Instructions to follow =
If a line in the data below includes the string "this", please return a copy of it.

== Working data

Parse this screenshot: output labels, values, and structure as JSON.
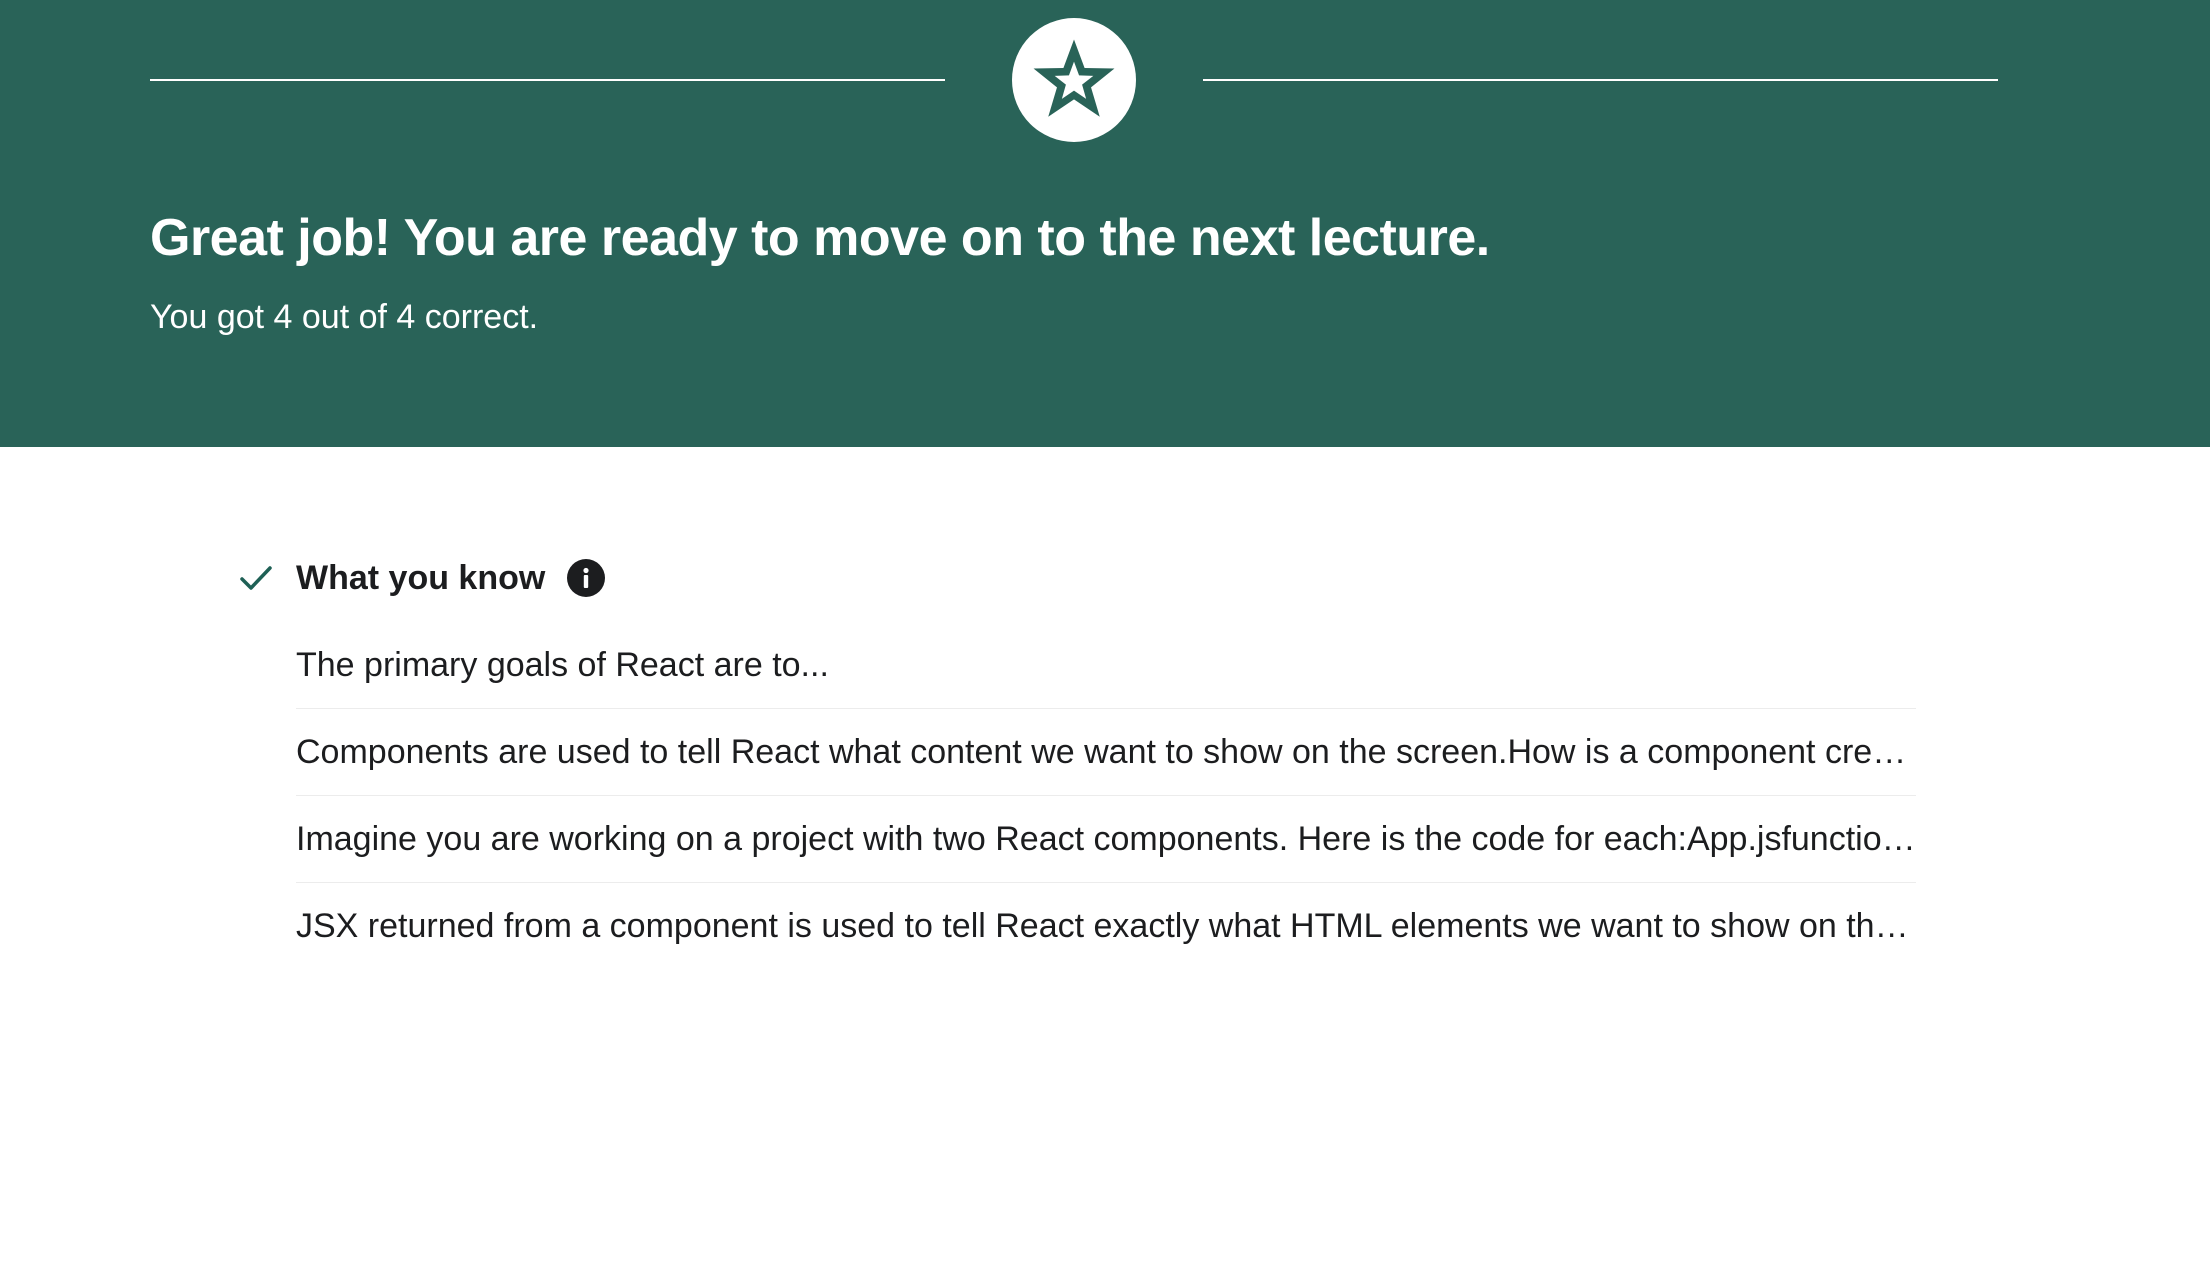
{
  "banner": {
    "headline": "Great job! You are ready to move on to the next lecture.",
    "score_text": "You got 4 out of 4 correct.",
    "background_color": "#296358",
    "badge_icon": "star-icon"
  },
  "knowledge": {
    "title": "What you know",
    "status_icon": "check-icon",
    "info_icon": "info-icon",
    "accent_color": "#1e6055",
    "items": [
      {
        "text": "The primary goals of React are to..."
      },
      {
        "text": "Components are used to tell React what content we want to show on the screen.How is a component created in React?"
      },
      {
        "text": "Imagine you are working on a project with two React components.  Here is the code for each:App.jsfunction App() {}"
      },
      {
        "text": "JSX returned from a component is used to tell React exactly what HTML elements we want to show on the screen."
      }
    ]
  }
}
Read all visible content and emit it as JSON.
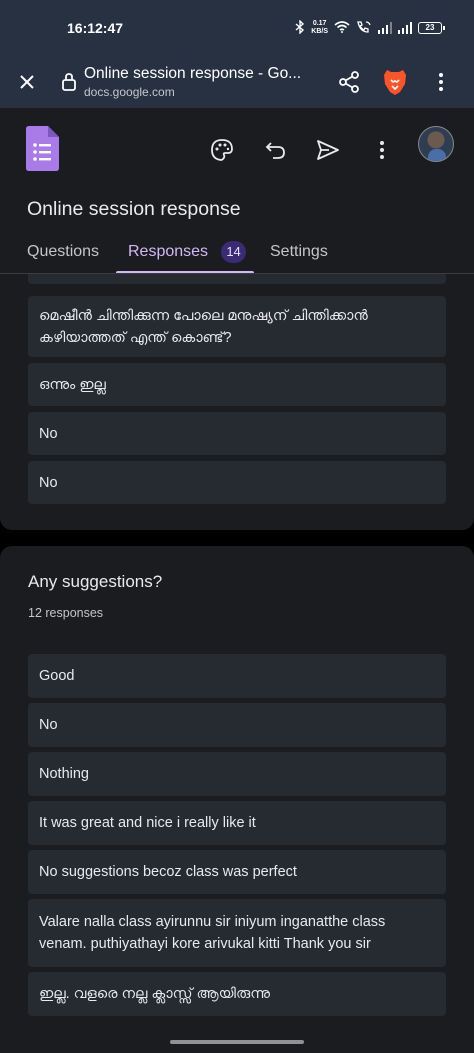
{
  "status_bar": {
    "time": "16:12:47",
    "net_speed_value": "0.17",
    "net_speed_unit": "KB/S",
    "battery": "23"
  },
  "browser": {
    "page_title": "Online session response - Go...",
    "domain": "docs.google.com",
    "icons": [
      "close-icon",
      "lock-icon",
      "share-icon",
      "brave-lion-icon",
      "more-vert-icon"
    ]
  },
  "form": {
    "title": "Online session response",
    "tabs": {
      "questions": "Questions",
      "responses": "Responses",
      "responses_count": "14",
      "settings": "Settings"
    },
    "toolbar_icons": [
      "palette-icon",
      "undo-icon",
      "send-icon",
      "more-vert-icon"
    ]
  },
  "previous_question": {
    "responses": [
      "മെഷീൻ ചിന്തിക്കുന്ന പോലെ മനുഷ്യന് ചിന്തിക്കാൻ കഴിയാത്തത് എന്ത് കൊണ്ട്?",
      "ഒന്നും ഇല്ല",
      "No",
      "No"
    ]
  },
  "suggestions_question": {
    "title": "Any suggestions?",
    "count": "12 responses",
    "responses": [
      "Good",
      "No",
      "Nothing",
      "It was great and nice i really like it",
      "No suggestions becoz class was perfect",
      "Valare nalla class ayirunnu sir iniyum inganatthe class venam. puthiyathayi kore arivukal kitti Thank you sir",
      "ഇല്ല. വളരെ നല്ല ക്ലാസ്സ് ആയിരുന്നു"
    ]
  },
  "colors": {
    "status_bar": "#273142",
    "surface": "#1a1c1f",
    "response_box": "#262a31",
    "accent": "#d4b8f5",
    "forms_logo": "#a97be8"
  }
}
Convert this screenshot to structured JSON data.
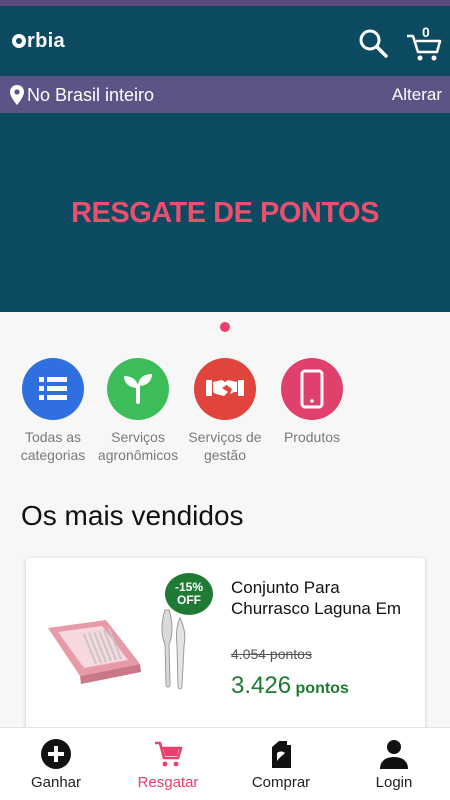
{
  "app": {
    "logo_text": "rbia"
  },
  "header": {
    "cart_count": "0",
    "icons": [
      "search-icon",
      "cart-icon"
    ]
  },
  "location": {
    "label": "No Brasil inteiro",
    "change_label": "Alterar"
  },
  "banner": {
    "title": "RESGATE DE PONTOS"
  },
  "categories": [
    {
      "label": "Todas as categorias",
      "icon": "list-icon",
      "color": "#2f6fe0"
    },
    {
      "label": "Serviços agronômicos",
      "icon": "sprout-icon",
      "color": "#3dbd5a"
    },
    {
      "label": "Serviços de gestão",
      "icon": "handshake-icon",
      "color": "#e0443d"
    },
    {
      "label": "Produtos",
      "icon": "phone-icon",
      "color": "#e0406c"
    }
  ],
  "section": {
    "title": "Os mais vendidos"
  },
  "product": {
    "title": "Conjunto Para Churrasco Laguna Em",
    "discount": "-15% OFF",
    "old_price": "4.054 pontos",
    "new_price_value": "3.426",
    "new_price_unit": "pontos"
  },
  "bottom_nav": [
    {
      "label": "Ganhar",
      "icon": "plus-circle-icon"
    },
    {
      "label": "Resgatar",
      "icon": "cart-icon",
      "active": true
    },
    {
      "label": "Comprar",
      "icon": "canister-icon"
    },
    {
      "label": "Login",
      "icon": "user-icon"
    }
  ],
  "colors": {
    "primary": "#0b4a60",
    "accent": "#e8406a",
    "location_bar": "#5a5487",
    "price_green": "#1e7a32"
  }
}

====

Output of the exercise =
Parse this screenshot: output labels, values, and structure as JSON.
Convert this screenshot to structured JSON data.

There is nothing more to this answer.